As a turbulent year comes to an end -- with the devastating Covid pandemic seemingly forgotten in India even while it shows dangerous signs of recurrence in countries as far apart as China and the United States – What awaits the world as we embark upon 2023?
The first issue for the world, and certainly for Europe and the United States, is certainly the war in Ukraine. The year to come will continue to see countries around the world – and in particular those experiencing the rigours of European winter without the accustomed levels of Russian oil and gas -- coping with the conflict’s unpredictable consequences. Most nations have already seen the impact of the conflict on their economies and especially rising prices because of war-induced shortages; continuing roiling of the energy markets; and serious disruption in food supply. Along with energy prices, inflation, interest rates, and the overall economic growth of many countries have been affected. Depending on the evolution of the conflict in 2023, which currently neither side seems inclined to end, things could get much worse. The ever-looming threat of nuclear weapons adds an alarming edge to the war’s prospects – as well as the big worry: will this conflict remain confined to the territory of Ukraine or might it spill over into neighbouring states, as well as to Russia itself?
Closer to home, the Chinese dragon breathes fire on us from across the Line of Actual Control, constantly nibbling away at the loosely-demarcated frontier on which the two countries have failed to agree for three-quarters of a century. This in turn has shaken the stability of an otherwise growing trade relationship which has touched the $100 billion mark, though on terms grossly favourable to Chinese exports. Will India make serious efforts to reduce its dependence on China for so many essential items needed by Indian manufacturers as well as consumers? If not, can we credibly resist China’s efforts to create a favourable military position for itself along the Himalayas? Or will the increasingly belligerent chauvinists in Beijing, having subdued democratic aspirations in Hong Kong, turn their attentions to Taiwan instead, seeking to end the island-state’s de facto independence?
The onset of a new Cold War is increasingly feared, as an assertive China, bristling with hostility and mistrust, links up increasingly with a Russia that is far more dependent on China than ever before, and the US leads a newly-cohesive Western alliance through a revived NATO, soon to be augmented by the admission of hitherto-neutral Sweden and Finland. The US is supplementing its leadership of NATO through regional partnerships like the Quad (with Australia, India and Japan) and I2U2 (with India, Israel and the UAE). That both of these groupings involve India, in projects that bear the unmistakeable stamp of American geopolitical interests, makes them well worth watching to understand India’s shifting role in the world. America itself will be caught up in the drama and mudslinging of political campaigning, which will start in earnest by mid-year in the long lead-up to the 2024 Presidential elections.

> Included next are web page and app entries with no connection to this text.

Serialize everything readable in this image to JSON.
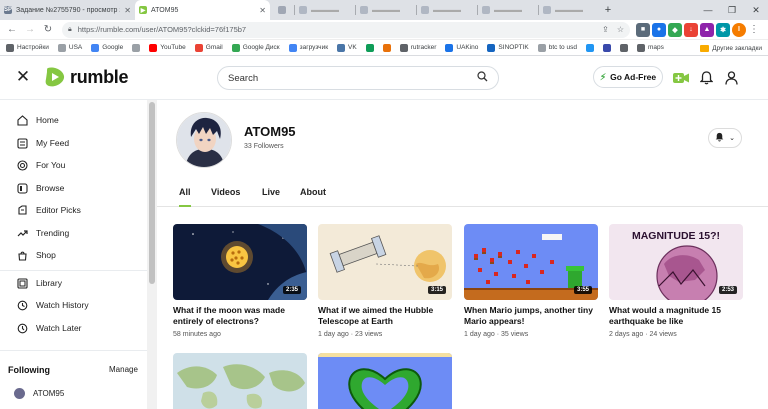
{
  "browser": {
    "tabs": [
      {
        "title": "Задание №2755790 - просмотр з",
        "icon": "sp-icon",
        "active": false
      },
      {
        "title": "ATOM95",
        "icon": "rumble-icon",
        "active": true
      },
      {
        "title": "",
        "icon": "tab-icon"
      },
      {
        "title": "",
        "icon": "tab-icon"
      },
      {
        "title": "",
        "icon": "tab-icon"
      },
      {
        "title": "",
        "icon": "tab-icon"
      },
      {
        "title": "",
        "icon": "tab-icon"
      },
      {
        "title": "",
        "icon": "tab-icon"
      },
      {
        "title": "",
        "icon": "tab-icon"
      },
      {
        "title": "",
        "icon": "tab-icon"
      }
    ],
    "url": "https://rumble.com/user/ATOM95?clckid=76f175b7",
    "bookmarks": [
      {
        "label": "Настройки",
        "color": "#5f6368"
      },
      {
        "label": "USA",
        "color": "#9aa0a6"
      },
      {
        "label": "Google",
        "color": "#4285f4"
      },
      {
        "label": "",
        "color": "#9aa0a6"
      },
      {
        "label": "YouTube",
        "color": "#ff0000"
      },
      {
        "label": "Gmail",
        "color": "#ea4335"
      },
      {
        "label": "Google Диск",
        "color": "#34a853"
      },
      {
        "label": "загрузчик",
        "color": "#4285f4"
      },
      {
        "label": "VK",
        "color": "#4a76a8"
      },
      {
        "label": "",
        "color": "#0f9d58"
      },
      {
        "label": "",
        "color": "#e8710a"
      },
      {
        "label": "rutracker",
        "color": "#5f6368"
      },
      {
        "label": "UAKino",
        "color": "#1a73e8"
      },
      {
        "label": "SINOPTIK",
        "color": "#1565c0"
      },
      {
        "label": "btc to usd",
        "color": "#9aa0a6"
      },
      {
        "label": "",
        "color": "#2196f3"
      },
      {
        "label": "",
        "color": "#3949ab"
      },
      {
        "label": "",
        "color": "#5f6368"
      },
      {
        "label": "maps",
        "color": "#5f6368"
      }
    ],
    "other_bookmarks": "Другие закладки"
  },
  "header": {
    "logo_text": "rumble",
    "search_placeholder": "Search",
    "go_ad_free": "Go Ad-Free"
  },
  "sidebar": {
    "items": [
      {
        "label": "Home",
        "icon": "home-icon"
      },
      {
        "label": "My Feed",
        "icon": "feed-icon"
      },
      {
        "label": "For You",
        "icon": "for-you-icon"
      },
      {
        "label": "Browse",
        "icon": "browse-icon"
      },
      {
        "label": "Editor Picks",
        "icon": "editor-picks-icon"
      },
      {
        "label": "Trending",
        "icon": "trending-icon"
      },
      {
        "label": "Shop",
        "icon": "shop-icon"
      },
      {
        "label": "Library",
        "icon": "library-icon"
      },
      {
        "label": "Watch History",
        "icon": "history-icon"
      },
      {
        "label": "Watch Later",
        "icon": "watch-later-icon"
      }
    ],
    "following_title": "Following",
    "manage_label": "Manage",
    "subscriptions": [
      {
        "name": "ATOM95"
      }
    ]
  },
  "channel": {
    "name": "ATOM95",
    "followers": "33 Followers",
    "tabs": [
      "All",
      "Videos",
      "Live",
      "About"
    ],
    "active_tab": "All"
  },
  "videos": [
    {
      "title": "What if the moon was made entirely of electrons?",
      "duration": "2:35",
      "time": "58 minutes ago",
      "views": ""
    },
    {
      "title": "What if we aimed the Hubble Telescope at Earth",
      "duration": "3:15",
      "time": "1 day ago",
      "views": "23"
    },
    {
      "title": "When Mario jumps, another tiny Mario appears!",
      "duration": "3:55",
      "time": "1 day ago",
      "views": "35"
    },
    {
      "title": "What would a magnitude 15 earthquake be like",
      "duration": "2:53",
      "time": "2 days ago",
      "views": "24"
    }
  ],
  "thumb_text": {
    "magnitude": "MAGNITUDE 15?!"
  },
  "colors": {
    "rumble_green": "#85c742",
    "text": "#111111"
  }
}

In 2023, India becomes the world’s most populous country, overtaking China’s population, at around 143 crores, in April. Whether we can feed, nourish and nurture all these people depends on the health and growth of our economy, which is showing signs of growing faster than most of the world’s even as unemployment remains close to record highs and inflation eats into our people’s well-being. Many major economies are expected to enter into recession as central banks across the world find themselves forced to raise interest rates in an effort to control inflation, which has worsened with the Ukraine War and high energy prices. The Economist argues that “America’s recession should be relatively mild; Europe’s will be more brutal.” As for China, eminent economist Raghuram Rajan told me, on the record, that he believes we have seen “peak China”; with its economic growth slowing to 2.6%, unrest among the people because of too-stringent Covid control measures followed by a dramatic relaxation that left hospitals overflowing with new infections, many major companies over-extended and facing collapse, the days of sustained, relentless and soaring economic prosperity may begin to see an end for the East Asian giant in 2023.
Poor countries face great uncertainties as the new year dawns. Laid low already by food shortages resulting from the Ukraine war and resultant soaring prices for essential commodities, they are also bearing the brunt of skyrocketing energy prices, on top of which the strengthening dollar increases their import bills and hurts poor countries that are already hurting. Those (like El Salvador) who thought they might seek refuge in cryptocurrency are having to cope with the collapse of the crypto bubble, which has dramatically reduced the value and utility of cryptocurrencies around the world.
Is there no positive news at all amid this long tale of woe and gloom, you ask? There is some: environmentalists are happy to see the renewed emphasis on clean energy and renewable energy, partly driven by the sanctions on Russia over the Ukraine war, which have forced many countries to reduce their dependence on oil and gas. In the short term, though, coal and thermal energy is back in the mix to compensate for scarce and more expensive hydrocarbons. Indians seem more focused on the horrific realities of air pollution than ever before, which should, one hopes, lead to some actionable policy initiatives that will stop crores of us choking on foul air every day.
Till the China scare in mid-December, Covid was largely seen around the world as past, and we had witnessed a dramatic upsurge in tourism and the revival of the all-but-gasping hospitality industry. The world’s travellers had not yet re-attained pre-pandemic levels, though, before the new alarmism over alleged deadly variants of Covid emerging from China once again cast a damper on many people’s plans. In India, we have seen tourism pick up from Kashmir to Kerala, and the airline industry begin to return almost to pre-Covid schedules. As year ends, however, it remains to be seen whether the anxiety spreading from China’s new wave of Covid reverses those gains yet again.
I am inclined to leave the last word to the wise editors of The Economist : “In retrospect, the pandemic marked the end of a period of relative stability and predictability in geopolitics and economics. Today’s world is much more unstable, convulsed by the vicissitudes of great-power rivalry, the aftershocks of the pandemic, economic upheaval, extreme weather, and rapid social and technological change. Unpredictability is the new normal.”